Michael Halassa has shown how the brain attends to cues in the outside world and sustains prolonged thought, findings that earned him wide acclaim early in his career.
Halassa was born in Amman, Jordan, amid sociopolitical upheaval in the late 1970s. Hailing from a family of religious minorities in Jordan, Halassa spent childhood beset by discrimination. So he took refuge in science, and his parents, both physicians, nurtured his growing intellectual appetite. “What I had experienced in my personal life seemed so arbitrary, on a psychological level, science was like an antidote,” he says.
Halassa enrolled in medical school in Jordan and then secured an internship in the lab of an acquaintance at Johns Hopkins University. Eventually, he joined the lab of neuroscientist Solomon Snyder, with whom he developed a taste for experimental biology.
He earned a PhD from the University of Pennsylvania and pursued postdoctoral studies at Massachusetts Institute of Technology. Today, as an assistant professor at New York University, Halassa’s work is focused on how the brain sifts signals from noise and builds mental representations of the world.
A group of brain cells called the thalamic reticular nucleus, or TRN, had been suspected to control the brain’s ability to pay selective attention to cues. Halassa discovered that TRN neurons that control the flow of sensory signals to the brain are active during sleep, whereas those that control the flow of memory-related signals are active in awake animals.
Applying those insights to human disease, Halassa teamed up with MIT neuroscientist Guoping Feng; they found a gene that is missing in around 1% of patients with autism plays a crucial role in suppressing noise and allowing the brain to perceive signals unimpeded. The findings suggest that therapeutic interventions aimed at restoring TRN activity might make up for related deficits in patients.
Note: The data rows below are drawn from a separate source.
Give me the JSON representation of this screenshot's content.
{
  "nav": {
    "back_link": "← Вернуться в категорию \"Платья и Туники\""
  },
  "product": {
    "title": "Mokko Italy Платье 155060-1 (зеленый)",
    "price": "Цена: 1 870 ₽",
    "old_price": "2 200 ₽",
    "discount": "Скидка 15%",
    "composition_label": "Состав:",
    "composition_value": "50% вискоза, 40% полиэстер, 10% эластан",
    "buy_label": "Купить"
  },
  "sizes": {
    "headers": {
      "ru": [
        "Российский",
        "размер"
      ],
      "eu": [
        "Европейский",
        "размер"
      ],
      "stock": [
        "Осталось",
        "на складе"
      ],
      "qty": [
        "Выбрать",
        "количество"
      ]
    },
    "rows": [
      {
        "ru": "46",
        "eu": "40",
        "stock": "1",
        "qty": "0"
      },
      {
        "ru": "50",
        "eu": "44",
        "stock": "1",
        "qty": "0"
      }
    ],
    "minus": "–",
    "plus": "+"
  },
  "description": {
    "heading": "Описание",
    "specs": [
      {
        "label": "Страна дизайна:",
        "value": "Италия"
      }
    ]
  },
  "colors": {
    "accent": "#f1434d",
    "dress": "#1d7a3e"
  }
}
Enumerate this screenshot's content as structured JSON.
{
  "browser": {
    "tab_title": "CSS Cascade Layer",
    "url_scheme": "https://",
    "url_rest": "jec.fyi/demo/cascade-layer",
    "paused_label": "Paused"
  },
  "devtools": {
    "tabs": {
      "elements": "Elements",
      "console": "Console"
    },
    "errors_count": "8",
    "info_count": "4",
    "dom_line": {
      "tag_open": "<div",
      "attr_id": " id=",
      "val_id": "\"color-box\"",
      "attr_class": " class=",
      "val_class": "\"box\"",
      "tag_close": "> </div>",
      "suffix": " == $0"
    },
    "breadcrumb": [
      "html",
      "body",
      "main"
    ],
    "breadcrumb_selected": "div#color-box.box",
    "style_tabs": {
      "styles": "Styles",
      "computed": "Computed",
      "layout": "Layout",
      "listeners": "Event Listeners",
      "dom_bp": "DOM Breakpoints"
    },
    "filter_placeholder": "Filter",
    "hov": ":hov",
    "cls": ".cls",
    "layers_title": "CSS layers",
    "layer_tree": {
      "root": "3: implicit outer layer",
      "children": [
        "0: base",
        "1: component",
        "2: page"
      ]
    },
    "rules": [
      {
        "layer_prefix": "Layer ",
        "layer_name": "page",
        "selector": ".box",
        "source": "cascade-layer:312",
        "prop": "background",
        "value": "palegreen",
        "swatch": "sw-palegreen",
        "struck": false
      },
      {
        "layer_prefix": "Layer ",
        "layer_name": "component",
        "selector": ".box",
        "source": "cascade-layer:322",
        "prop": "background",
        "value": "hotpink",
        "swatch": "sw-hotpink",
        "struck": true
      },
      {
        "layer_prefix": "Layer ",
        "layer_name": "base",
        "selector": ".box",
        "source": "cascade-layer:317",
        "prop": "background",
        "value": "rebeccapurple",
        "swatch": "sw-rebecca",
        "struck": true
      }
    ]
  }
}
Awards and Accomplishments
- Allen Institute Next Generation Leader
- Daniel X. Freedman Prize for Exceptional Research (2015)